Seven years after initiating a formalized road maintenance/preservation program, the Kent County Road Commission (KCRC) adopted a "Long-Range Strategic Investment Plan for Primary Roads" in 2006 in order to establish a vision for the primary road system that will guide investment decisions through 2016, according to Steven Warren, KCRC's deputy director.
"This comprehensive Asset Management Program helps to coordinate KCRC's major improvement projects with the development plans of townships, cities and villages within Kent County (which includes Grand Rapids, MI), as well as with improvement plans of adjoining county road commissions and the Michigan Department of Transportation," Warren states.
KCRC's long-range vision is to:
- Achieve 70 percent of the road system in "good" condition by 2016 through preservation and reconstruction activities,
- Maintain good bridge conditions through annual inspection and timely investment in repairs, and
- Expand roadway capacity to reduce congestion along several corridors and intersections to maintain safety and to accommodate the county's growing population and expanding economy.
KCRC's long-range plan calls for 50 to 60 miles of annual preventive maintenance improvements throughout the road network to help the agency achieve its "good" condition objective.

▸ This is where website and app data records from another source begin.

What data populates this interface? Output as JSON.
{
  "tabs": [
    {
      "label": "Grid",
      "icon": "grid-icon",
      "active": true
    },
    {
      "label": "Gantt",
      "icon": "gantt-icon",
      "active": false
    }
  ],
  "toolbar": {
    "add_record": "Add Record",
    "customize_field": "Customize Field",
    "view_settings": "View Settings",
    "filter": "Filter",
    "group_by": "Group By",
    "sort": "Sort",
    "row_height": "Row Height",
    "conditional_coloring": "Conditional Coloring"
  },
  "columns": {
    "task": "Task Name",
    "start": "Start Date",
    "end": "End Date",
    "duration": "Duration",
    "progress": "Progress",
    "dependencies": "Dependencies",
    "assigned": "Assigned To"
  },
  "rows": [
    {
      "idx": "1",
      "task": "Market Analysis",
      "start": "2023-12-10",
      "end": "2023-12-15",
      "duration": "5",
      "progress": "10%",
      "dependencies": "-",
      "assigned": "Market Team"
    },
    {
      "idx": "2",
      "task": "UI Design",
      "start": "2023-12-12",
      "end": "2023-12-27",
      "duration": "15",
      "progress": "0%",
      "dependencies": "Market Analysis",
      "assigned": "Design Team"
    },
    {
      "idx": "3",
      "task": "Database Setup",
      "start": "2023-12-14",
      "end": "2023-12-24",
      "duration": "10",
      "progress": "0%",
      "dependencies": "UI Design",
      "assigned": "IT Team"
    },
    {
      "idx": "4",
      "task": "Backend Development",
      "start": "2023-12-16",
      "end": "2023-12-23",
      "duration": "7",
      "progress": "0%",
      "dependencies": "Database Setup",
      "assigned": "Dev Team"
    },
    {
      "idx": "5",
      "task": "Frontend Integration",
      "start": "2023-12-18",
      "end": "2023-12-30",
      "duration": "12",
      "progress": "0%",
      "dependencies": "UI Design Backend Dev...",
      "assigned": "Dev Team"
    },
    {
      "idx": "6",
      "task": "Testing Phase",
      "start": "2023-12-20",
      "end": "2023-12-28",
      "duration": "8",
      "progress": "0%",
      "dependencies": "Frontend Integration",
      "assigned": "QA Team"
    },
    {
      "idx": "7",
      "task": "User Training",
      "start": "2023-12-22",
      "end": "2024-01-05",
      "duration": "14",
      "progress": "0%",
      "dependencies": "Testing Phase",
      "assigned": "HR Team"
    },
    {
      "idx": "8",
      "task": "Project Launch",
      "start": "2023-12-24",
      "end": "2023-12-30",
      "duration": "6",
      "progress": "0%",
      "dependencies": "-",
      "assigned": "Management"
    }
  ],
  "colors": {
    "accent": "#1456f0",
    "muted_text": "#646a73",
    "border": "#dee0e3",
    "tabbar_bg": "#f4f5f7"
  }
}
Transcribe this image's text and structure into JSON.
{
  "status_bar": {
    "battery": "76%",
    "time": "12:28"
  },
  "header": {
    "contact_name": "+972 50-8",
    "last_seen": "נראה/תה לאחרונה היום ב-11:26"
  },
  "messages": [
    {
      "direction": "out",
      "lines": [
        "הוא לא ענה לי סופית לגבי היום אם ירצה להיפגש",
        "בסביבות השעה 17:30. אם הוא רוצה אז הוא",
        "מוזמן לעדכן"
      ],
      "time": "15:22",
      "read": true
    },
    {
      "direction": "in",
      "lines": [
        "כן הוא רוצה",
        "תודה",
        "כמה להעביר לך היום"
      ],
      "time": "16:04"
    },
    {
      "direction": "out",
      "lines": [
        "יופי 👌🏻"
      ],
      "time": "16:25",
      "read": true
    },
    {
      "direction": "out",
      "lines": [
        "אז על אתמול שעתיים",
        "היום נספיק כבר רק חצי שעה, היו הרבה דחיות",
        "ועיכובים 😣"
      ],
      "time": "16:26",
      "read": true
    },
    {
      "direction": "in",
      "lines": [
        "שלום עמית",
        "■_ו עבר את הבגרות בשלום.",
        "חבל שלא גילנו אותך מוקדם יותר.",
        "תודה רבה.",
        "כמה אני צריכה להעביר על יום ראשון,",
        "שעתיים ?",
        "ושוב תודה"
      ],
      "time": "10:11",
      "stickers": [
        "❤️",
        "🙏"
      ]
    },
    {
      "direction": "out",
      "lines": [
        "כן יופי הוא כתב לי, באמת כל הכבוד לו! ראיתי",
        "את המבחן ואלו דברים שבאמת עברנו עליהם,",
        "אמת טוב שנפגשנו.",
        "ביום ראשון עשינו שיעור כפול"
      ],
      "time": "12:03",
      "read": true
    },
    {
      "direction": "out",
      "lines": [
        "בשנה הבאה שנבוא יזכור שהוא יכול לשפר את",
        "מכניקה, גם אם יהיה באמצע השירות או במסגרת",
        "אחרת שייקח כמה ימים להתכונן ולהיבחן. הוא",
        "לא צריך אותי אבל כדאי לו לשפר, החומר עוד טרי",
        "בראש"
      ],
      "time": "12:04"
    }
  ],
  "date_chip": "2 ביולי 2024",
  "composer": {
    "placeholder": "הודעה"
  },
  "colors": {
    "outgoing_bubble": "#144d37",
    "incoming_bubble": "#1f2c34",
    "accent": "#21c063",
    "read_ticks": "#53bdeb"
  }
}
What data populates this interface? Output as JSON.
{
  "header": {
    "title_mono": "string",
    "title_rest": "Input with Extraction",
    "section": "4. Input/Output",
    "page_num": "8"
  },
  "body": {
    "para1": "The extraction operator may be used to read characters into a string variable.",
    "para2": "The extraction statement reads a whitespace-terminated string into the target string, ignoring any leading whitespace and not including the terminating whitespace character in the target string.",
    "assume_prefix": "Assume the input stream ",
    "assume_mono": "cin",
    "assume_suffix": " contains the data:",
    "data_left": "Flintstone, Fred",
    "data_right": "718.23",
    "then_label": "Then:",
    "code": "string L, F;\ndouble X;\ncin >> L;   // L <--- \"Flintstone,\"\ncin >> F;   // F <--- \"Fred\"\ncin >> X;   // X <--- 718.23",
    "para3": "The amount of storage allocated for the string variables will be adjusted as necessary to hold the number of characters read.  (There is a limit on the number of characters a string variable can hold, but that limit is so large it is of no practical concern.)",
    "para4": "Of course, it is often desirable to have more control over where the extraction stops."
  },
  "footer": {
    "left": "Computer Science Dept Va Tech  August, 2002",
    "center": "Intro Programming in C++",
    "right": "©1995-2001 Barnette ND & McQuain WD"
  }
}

The KCRC's Maintenance Division is responsible for maintaining all state highways in Kent County under a contract with the Michigan Department of Transportation. The county's Maintenance Division is also responsible for maintaining all county primary roads, with major reconstruction, overlay and bridge replacement projects handled through the Road Commission's Engineering Division and contracted to private companies; and smaller projects executed by the Maintenance Division. The Maintenance Division is also responsible for maintaining all local roads throughout the county. In total, KCRC is responsible for maintaining a safe, efficient and convenient system of county roads, consisting of 1,968 miles that are classified as either primary or local roads. The Long-Range Strategic Investment Plan only covers the 645 miles of primary roads in Kent County.
These are the main routes of travel and are generally located outside the major cities, but do not include Interstate Freeways or State Highways. KCRC shares responsibility with townships for funding construction and maintenance activities of the 1,323 miles of designated local roads.
KCRC's priority is to preserve and prolong the service life of the existing roadway system. This is accomplished by making improvements that address surface deterioration before it becomes too severe and the road base is damaged. Improvements consist of two general types:
Surface Treatments encompass a variety of activities to help prevent moisture from penetrating the road subsurface layers. This includes sealing cracks in the pavement with a black rubberized material. Surface treatments also include applying a thin new layer of material over the entire roadway surface to seal out moisture, cover patches, and provide a new wearing surface.
Resurfacing is generally for higher volume roads and where the surface has become more severely distressed. In many cases, the existing surface is milled off or pulverized and compacted, prior to the placement of a new hot-mix asphalt overlay.
Through KCRC's Pavement Management Program, annual assessments of existing and projected road surface conditions are made using a MicroPAVER-based data collection system to assign a Pavement Condition Index value in determining the appropriate type and timing of cost-effective repairs. The Pavement Management Program also enables KCRC to project future road conditions in order to analyze alternative investment scenarios that will help achieve its system condition goals.
In 2005, just six years after KCRC implemented its pavement preservation program, 62 percent of the primary road network was rated good or maintain condition, 28 percent in fair or preserve condition and 10 percent in poor or reconstruct condition.